Morialta Conservation Park, Adelaide. Photographer: Adam Bruzzone. Photo Credit: southaustralia.com
Distance: 1.3km Duration: 40 minutes (approx.) Difficulty: Moderate
Wild Dog Hill is the perfect place in Whyalla to watch the sun go down and therefore the perfect place to end your day. Located in the Whyalla Conservation Park, which is a 17-minute drive along the Lincoln Highway from the UniSA campus, the Hill features red and purple sandstone and plays a significant role in the traditions of Indigenous people in Whyalla. The Wild Dog Hill hike is a 1.3 kilometre loop that starts from the car park and takes approximately 40 minutes to complete. Take in the views of Whyalla and the nearby hills, but make sure you are back down the Hill 30 minutes after sunset, as that is when the Park closes.

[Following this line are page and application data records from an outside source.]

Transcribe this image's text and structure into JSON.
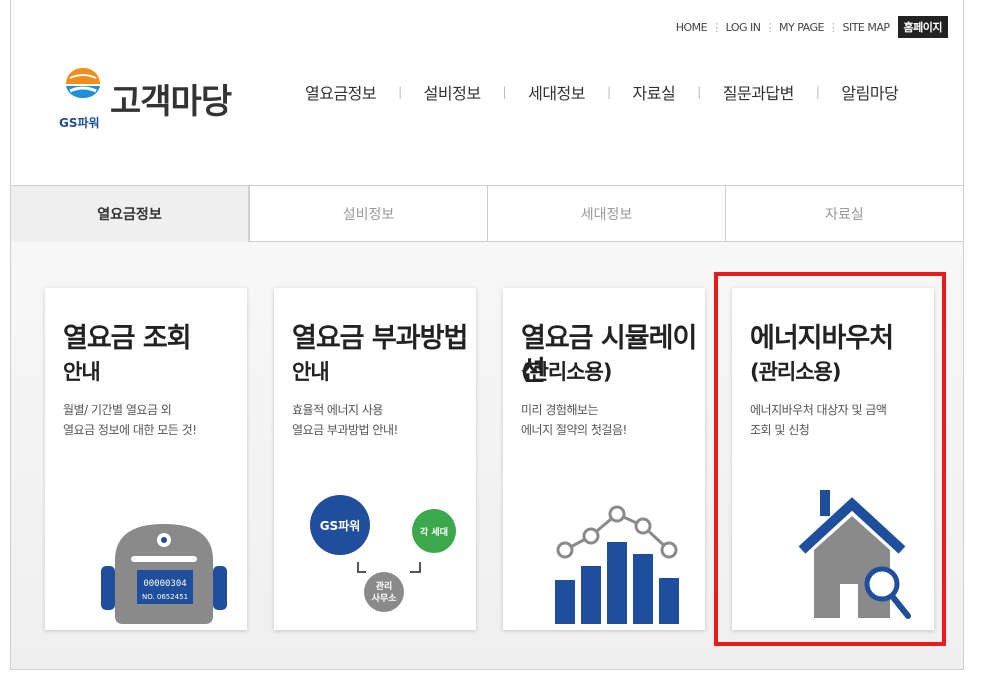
{
  "util_nav": {
    "home": "HOME",
    "login": "LOG IN",
    "mypage": "MY PAGE",
    "sitemap": "SITE MAP",
    "homepage": "홈페이지"
  },
  "logo": {
    "title": "고객마당",
    "sub": "GS파워"
  },
  "gnb": [
    "열요금정보",
    "설비정보",
    "세대정보",
    "자료실",
    "질문과답변",
    "알림마당"
  ],
  "tabs": [
    {
      "label": "열요금정보",
      "active": true
    },
    {
      "label": "설비정보",
      "active": false
    },
    {
      "label": "세대정보",
      "active": false
    },
    {
      "label": "자료실",
      "active": false
    }
  ],
  "cards": [
    {
      "title": "열요금 조회",
      "title2": "안내",
      "desc1": "월별/ 기간별 열요금 외",
      "desc2": "열요금 정보에 대한 모든 것!",
      "meter_digits": "00000304",
      "meter_no": "NO. 0652451"
    },
    {
      "title": "열요금 부과방법",
      "title2": "안내",
      "desc1": "효율적 에너지 사용",
      "desc2": "열요금 부과방법 안내!",
      "c1": "GS파워",
      "c2": "각 세대",
      "c3a": "관리",
      "c3b": "사무소"
    },
    {
      "title": "열요금 시뮬레이션",
      "title2": "(관리소용)",
      "desc1": "미리 경험해보는",
      "desc2": "에너지 절약의 첫걸음!"
    },
    {
      "title": "에너지바우처",
      "title2": "(관리소용)",
      "desc1": "에너지바우처 대상자 및 금액",
      "desc2": "조회 및 신청"
    }
  ],
  "colors": {
    "accent_blue": "#1f4e9c",
    "highlight_red": "#e81c1c",
    "green": "#3aa84b",
    "gray": "#8a8a8a"
  }
}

Distance: 3.5 km Duration: 1.5 hours (approx.) Difficulty: Moderate
Only a 10-minute drive away from UniSA’s Mount Gambier campus is the Blue Lake, right in the heart of Mount Gambier. Around the Crater Lakes, there are numerous trails that show off not only the views of the region, but also the heritage. The Blue Lake Grand Circuit is a 3.5 kilometre walk around the perimeter of the lake, which would take around 1.5 hours. If you want to see spectacular views of the Valley Lake and visit the Centenary Tower, the 4.2 kilometre Mountain Trail is the one for you. A shorter option is the 1.7km Rook Walk/Pepperpot Trail, which takes you to two different lookouts overseeing the lakes.

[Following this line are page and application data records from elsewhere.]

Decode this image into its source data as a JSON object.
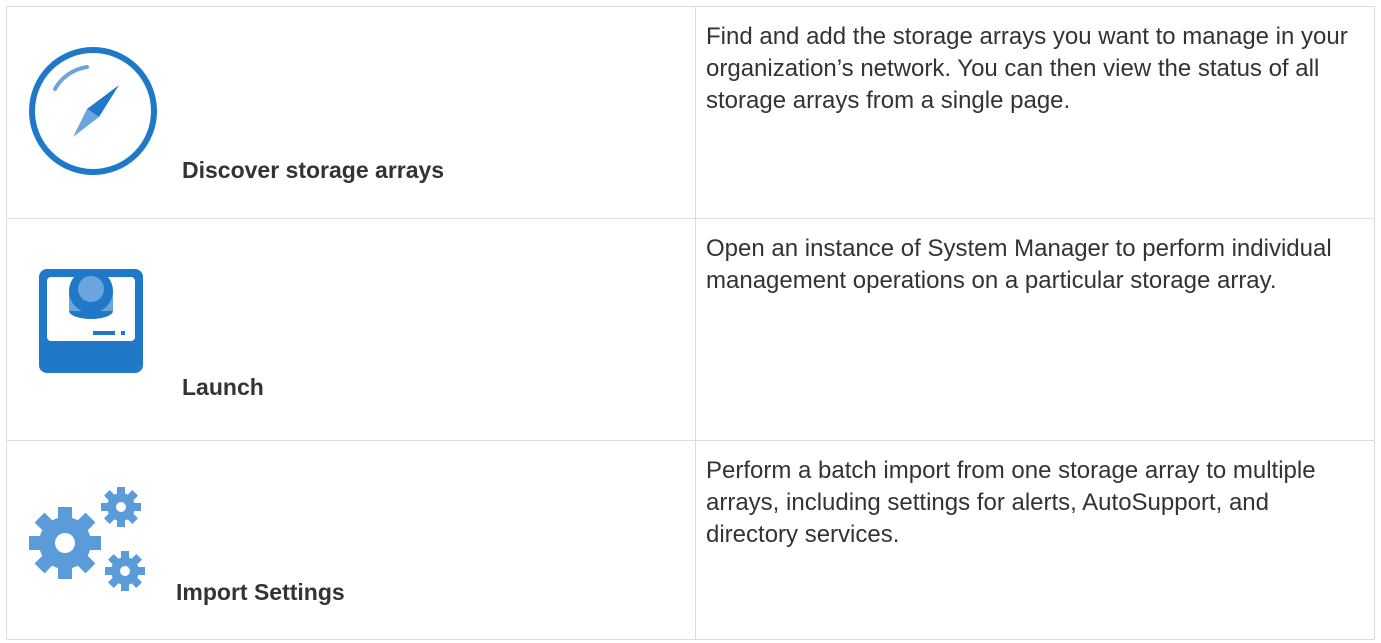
{
  "rows": [
    {
      "icon": "compass-icon",
      "title": "Discover storage arrays",
      "description": "Find and add the storage arrays you want to manage in your organization’s network. You can then view the status of all storage arrays from a single page."
    },
    {
      "icon": "storage-device-icon",
      "title": "Launch",
      "description": "Open an instance of System Manager to perform individual management operations on a particular storage array."
    },
    {
      "icon": "gears-icon",
      "title": "Import Settings",
      "description": "Perform a batch import from one storage array to multiple arrays, including settings for alerts, AutoSupport, and directory services."
    }
  ],
  "colors": {
    "accent_blue": "#1f78c8",
    "accent_light_blue": "#6aa5de",
    "gear_blue": "#5b9bd9",
    "border": "#dcdcdc",
    "text": "#333333"
  }
}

Blue Lake, Limestone Coast. Photographer: Ockert le Roux. Photo Credit: Ockert le Roux southaustralia.com
Distance: 9 km one way Duration: 1.5-2 hours (approx.) Difficulty: Easy
For those of you that study or live in the city, it’s easy for you to hop on the tram to Glenelg, where there is plenty of beautiful walking opportunites. One of the most popular routes on a sunny day is the Coast Park, which follows the Esplanades past Somerton Park, Hove, Brighton and Seacliff before finishing at Kingston Park. The nine-kilometre path also goes through the Minda Dunes and there are art sculptures for you to admire on the way. For another great (and harder!) option, we also recommend the Hallett Cove Boardwalk, which follows the rocky coastline between Marino and the Hallett Headland Reserve for 5.1 kilometres one way.

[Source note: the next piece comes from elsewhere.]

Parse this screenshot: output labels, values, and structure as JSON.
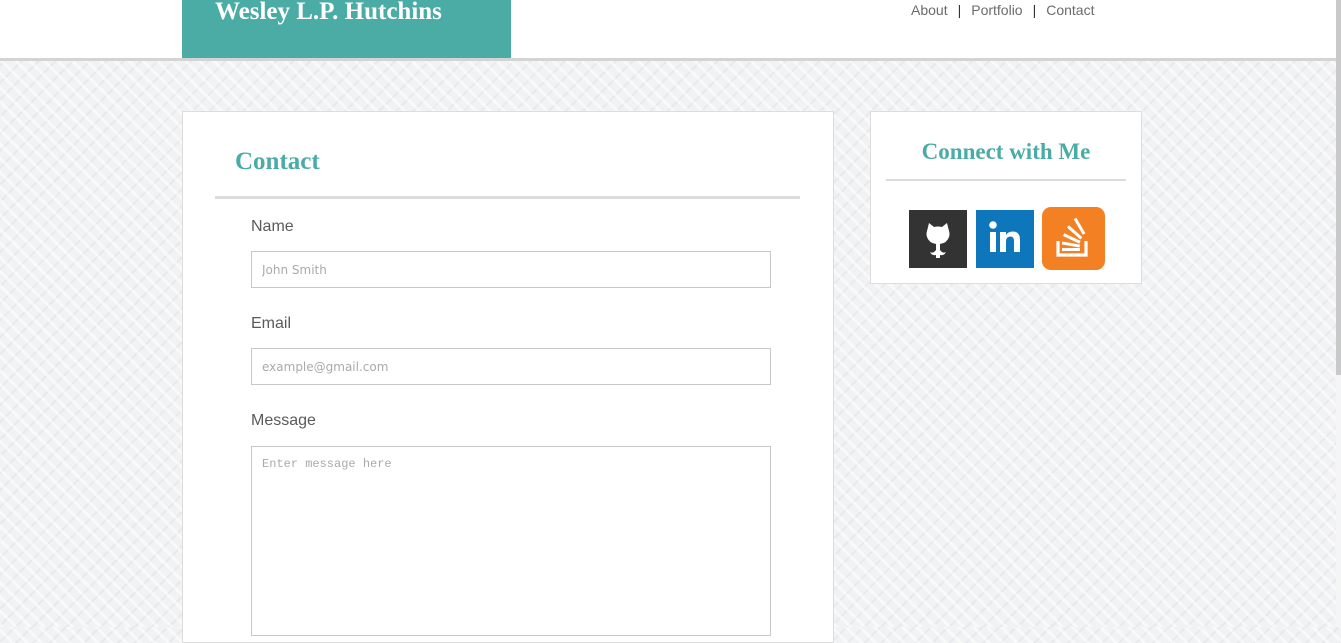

Hopefully this blog provides you some inspiration to get outside in your spare time and go for a wander along these beautiful trails. Are there any trails near our campuses that we’ve missed? We’d love to hear any suggestions you have of other walks our UniSA community could do or any experiences you’ve had on the trails mentioned.